I’m not a fan of education metaphors but in the spirit of true hypocrisy, here goes.
In an ecosystem, there are some species that act a keystone. Their role is like a keystone in an arch – if you remove the keystone, the entire arch collapses.
A famous example is the elimination of the Gray Wolf from the Yellowstone National Park. Without these predators, animals began to over-graze, affecting the populations of plants. Wolves also kept animals away from the beaver habitats. Without the wolves, their habitats were also over-grazed. So, the beaver population decreased due to a lack of food. Without beaver dams to slow down water, erosion of river banks occurred. This displaced soil and plants.
When we cut a school initiative, it has the potential to have this same knock-on effect.
Imagine: a school has decided their phonics scheme is not having the desired impact. They decide to change to a different scheme.
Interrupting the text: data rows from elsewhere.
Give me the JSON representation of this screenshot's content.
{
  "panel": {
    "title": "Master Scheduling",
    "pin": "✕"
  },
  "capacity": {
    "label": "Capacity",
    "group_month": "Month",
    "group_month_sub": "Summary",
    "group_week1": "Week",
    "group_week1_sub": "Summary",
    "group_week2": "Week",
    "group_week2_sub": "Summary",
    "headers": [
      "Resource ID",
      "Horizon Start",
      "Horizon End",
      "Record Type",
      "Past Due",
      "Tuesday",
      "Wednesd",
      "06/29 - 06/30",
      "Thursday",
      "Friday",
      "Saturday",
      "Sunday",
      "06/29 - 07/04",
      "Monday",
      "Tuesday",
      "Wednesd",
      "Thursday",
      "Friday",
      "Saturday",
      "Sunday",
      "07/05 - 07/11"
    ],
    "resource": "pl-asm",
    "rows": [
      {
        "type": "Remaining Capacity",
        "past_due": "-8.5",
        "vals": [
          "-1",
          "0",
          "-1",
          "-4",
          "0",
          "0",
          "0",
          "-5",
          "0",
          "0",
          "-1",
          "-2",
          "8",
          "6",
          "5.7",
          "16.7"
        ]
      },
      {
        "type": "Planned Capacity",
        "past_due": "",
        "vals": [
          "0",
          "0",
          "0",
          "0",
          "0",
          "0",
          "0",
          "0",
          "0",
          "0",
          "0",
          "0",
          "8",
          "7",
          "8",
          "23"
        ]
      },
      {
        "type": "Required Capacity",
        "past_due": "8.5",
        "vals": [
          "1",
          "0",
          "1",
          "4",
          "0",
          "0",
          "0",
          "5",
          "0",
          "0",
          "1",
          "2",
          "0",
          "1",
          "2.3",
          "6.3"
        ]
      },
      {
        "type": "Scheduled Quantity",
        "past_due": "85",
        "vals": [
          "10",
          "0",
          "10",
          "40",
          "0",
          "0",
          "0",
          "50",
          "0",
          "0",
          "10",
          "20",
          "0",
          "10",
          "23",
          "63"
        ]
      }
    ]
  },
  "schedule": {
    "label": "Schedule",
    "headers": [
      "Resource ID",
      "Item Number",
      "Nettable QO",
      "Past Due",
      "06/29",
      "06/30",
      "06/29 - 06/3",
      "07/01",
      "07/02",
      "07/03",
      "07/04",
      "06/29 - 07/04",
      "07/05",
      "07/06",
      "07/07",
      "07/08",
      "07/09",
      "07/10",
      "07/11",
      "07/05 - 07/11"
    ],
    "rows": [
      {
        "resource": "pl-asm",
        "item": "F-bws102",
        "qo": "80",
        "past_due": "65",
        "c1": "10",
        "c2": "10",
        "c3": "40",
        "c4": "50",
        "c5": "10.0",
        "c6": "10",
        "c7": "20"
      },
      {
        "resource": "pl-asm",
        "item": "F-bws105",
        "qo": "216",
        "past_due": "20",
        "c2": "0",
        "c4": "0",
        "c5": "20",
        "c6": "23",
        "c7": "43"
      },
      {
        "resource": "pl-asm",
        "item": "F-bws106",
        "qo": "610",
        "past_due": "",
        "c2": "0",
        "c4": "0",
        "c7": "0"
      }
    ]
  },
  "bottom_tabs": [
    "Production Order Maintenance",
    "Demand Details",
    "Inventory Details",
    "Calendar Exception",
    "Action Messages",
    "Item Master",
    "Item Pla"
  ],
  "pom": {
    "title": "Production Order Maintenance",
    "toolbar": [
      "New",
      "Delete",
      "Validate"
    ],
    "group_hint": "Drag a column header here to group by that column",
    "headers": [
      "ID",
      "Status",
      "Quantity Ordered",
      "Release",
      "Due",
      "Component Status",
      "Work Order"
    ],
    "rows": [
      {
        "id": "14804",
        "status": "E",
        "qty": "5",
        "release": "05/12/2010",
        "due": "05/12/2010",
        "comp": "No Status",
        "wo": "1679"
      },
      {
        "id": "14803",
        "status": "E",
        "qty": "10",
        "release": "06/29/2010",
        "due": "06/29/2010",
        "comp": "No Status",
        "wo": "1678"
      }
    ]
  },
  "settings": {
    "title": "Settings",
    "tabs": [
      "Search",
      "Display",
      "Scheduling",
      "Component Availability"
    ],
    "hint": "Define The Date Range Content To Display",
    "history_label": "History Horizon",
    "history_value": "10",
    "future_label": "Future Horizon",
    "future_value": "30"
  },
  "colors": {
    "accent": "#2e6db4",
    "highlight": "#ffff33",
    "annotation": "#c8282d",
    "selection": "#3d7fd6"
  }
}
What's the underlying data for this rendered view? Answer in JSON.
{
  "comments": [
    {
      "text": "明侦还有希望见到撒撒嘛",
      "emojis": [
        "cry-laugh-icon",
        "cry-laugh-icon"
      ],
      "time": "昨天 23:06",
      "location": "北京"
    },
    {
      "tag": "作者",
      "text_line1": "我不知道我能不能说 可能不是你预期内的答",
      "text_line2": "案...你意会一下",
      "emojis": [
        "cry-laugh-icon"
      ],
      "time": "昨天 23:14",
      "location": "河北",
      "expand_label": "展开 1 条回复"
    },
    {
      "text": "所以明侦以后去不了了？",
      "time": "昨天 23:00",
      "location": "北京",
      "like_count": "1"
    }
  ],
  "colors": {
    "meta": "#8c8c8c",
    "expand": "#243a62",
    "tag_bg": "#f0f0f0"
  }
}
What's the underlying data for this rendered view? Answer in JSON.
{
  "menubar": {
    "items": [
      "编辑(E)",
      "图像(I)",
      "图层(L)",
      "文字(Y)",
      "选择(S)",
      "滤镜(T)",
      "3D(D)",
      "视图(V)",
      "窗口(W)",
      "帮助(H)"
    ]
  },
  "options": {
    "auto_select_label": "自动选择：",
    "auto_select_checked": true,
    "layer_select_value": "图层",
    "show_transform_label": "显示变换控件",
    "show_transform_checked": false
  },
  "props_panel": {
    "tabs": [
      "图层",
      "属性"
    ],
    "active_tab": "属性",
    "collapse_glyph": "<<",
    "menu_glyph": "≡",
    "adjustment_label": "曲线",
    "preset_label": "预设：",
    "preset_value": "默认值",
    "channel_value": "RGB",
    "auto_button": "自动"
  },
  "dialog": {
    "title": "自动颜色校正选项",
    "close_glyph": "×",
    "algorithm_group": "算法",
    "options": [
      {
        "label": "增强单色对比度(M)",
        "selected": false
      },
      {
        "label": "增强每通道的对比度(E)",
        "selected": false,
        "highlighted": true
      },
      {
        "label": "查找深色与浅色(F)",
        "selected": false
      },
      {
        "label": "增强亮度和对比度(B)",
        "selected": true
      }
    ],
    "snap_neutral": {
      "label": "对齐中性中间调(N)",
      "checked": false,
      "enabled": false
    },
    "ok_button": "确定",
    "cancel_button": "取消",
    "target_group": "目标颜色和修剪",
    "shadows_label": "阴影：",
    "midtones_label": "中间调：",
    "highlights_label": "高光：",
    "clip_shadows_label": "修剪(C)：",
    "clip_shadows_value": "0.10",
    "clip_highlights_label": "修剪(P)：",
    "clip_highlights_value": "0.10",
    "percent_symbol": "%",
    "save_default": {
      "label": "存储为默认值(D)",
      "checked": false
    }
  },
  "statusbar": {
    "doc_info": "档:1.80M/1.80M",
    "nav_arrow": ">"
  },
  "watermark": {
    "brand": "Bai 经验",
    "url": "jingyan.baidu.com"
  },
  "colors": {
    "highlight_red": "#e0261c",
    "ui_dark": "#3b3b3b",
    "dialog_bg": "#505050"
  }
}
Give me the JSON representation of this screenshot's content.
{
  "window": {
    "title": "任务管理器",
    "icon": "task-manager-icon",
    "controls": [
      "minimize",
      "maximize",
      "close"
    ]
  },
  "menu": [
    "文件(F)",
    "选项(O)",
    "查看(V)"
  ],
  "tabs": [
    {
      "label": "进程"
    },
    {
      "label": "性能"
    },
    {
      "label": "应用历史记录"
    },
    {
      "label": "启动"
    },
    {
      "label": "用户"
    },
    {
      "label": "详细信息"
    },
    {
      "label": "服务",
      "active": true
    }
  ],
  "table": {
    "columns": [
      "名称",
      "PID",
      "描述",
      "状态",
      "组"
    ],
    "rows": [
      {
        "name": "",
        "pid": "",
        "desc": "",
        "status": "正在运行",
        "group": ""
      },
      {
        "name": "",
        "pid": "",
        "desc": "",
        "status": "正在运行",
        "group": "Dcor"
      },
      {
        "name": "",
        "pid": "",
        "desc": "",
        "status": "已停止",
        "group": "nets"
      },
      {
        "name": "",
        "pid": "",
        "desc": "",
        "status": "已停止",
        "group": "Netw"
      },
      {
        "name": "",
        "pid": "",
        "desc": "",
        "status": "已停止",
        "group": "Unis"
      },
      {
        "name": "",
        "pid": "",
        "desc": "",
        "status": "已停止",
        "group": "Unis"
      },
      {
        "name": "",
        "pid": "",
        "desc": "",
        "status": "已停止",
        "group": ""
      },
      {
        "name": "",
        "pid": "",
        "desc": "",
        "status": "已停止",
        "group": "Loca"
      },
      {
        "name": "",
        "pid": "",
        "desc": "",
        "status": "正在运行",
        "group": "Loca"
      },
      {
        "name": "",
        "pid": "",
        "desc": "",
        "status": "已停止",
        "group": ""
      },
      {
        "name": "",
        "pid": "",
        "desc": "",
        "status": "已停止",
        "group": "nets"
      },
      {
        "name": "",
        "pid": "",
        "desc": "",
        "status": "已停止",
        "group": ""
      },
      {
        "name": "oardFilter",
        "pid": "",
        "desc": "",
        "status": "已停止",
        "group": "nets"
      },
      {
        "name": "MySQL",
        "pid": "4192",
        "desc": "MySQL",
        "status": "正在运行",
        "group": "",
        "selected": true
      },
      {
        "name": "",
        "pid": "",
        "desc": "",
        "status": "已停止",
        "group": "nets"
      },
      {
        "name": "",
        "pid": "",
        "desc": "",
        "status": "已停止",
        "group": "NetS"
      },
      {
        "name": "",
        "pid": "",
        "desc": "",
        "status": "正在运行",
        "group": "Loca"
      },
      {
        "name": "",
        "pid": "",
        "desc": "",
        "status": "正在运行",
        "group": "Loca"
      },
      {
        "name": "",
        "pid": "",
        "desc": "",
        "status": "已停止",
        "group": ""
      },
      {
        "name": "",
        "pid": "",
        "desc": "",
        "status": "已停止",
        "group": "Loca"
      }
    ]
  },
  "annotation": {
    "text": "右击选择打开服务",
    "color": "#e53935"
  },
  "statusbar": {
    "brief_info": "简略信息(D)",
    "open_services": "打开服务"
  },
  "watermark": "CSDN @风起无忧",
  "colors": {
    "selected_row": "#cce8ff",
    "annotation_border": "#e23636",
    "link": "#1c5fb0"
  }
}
Because of this change, there is a myriad of effects:
- External providers train staff in how to deliver it. This takes up development time originally planned for other things and requires significant time and money.
- There are new monitoring practices and assessments, which take up a lot of time.
- Leaders adapt the timetable to meet the new scheme’s requirements, affecting the timetabling of other subjects.
- The new scheme requires children to be split into more groups. This takes up more intervention space and affects timetabling of other interventions.
- The increased number of groups requires more staff to lead them, taking staff away from other responsibilities.
- Funding is allocated for new books aligned to the scheme, leaving less funding available elsewhere.
- Sounds now appear in a different order, which affects the learning of those who have already received some phonics instruction, requiring the order of the scheme to be adapted during its initial implementation.
- Results do not improve in the first two years of the scheme’s implementation because the changes are widespread and not embedded.
You may be thinking this sounds a bit extreme, but it is a real example I observed. One change can have multiple, unforeseen effects.
This is where the principle of Chesterton’s fence resonates:
‘The principle that reforms should not be made until the reasoning behind the existing state of affairs is understood’.
In schools, we are quick to enact the changes we want to see. Unfortunately, these changes can be often be driven by ideology rather than evidence, by lethal mutations, or by a sense of universalism (i.e. seeing it work in another school and thinking it will therefore work in our contexts). This can cause us to act without spending the appropriate time to consider the effects of the change.
Thinking about this caused me to reflect on my own practice in leadership.
When I was a novice leader, I always thought about what needed to change and what I was changing it to.
As I became more experienced, I instead thought about why something needed to change and whether it really needed to change, or just needed to be tweaked.
When making changes in schools, let’s think about the impact on the ecosystem.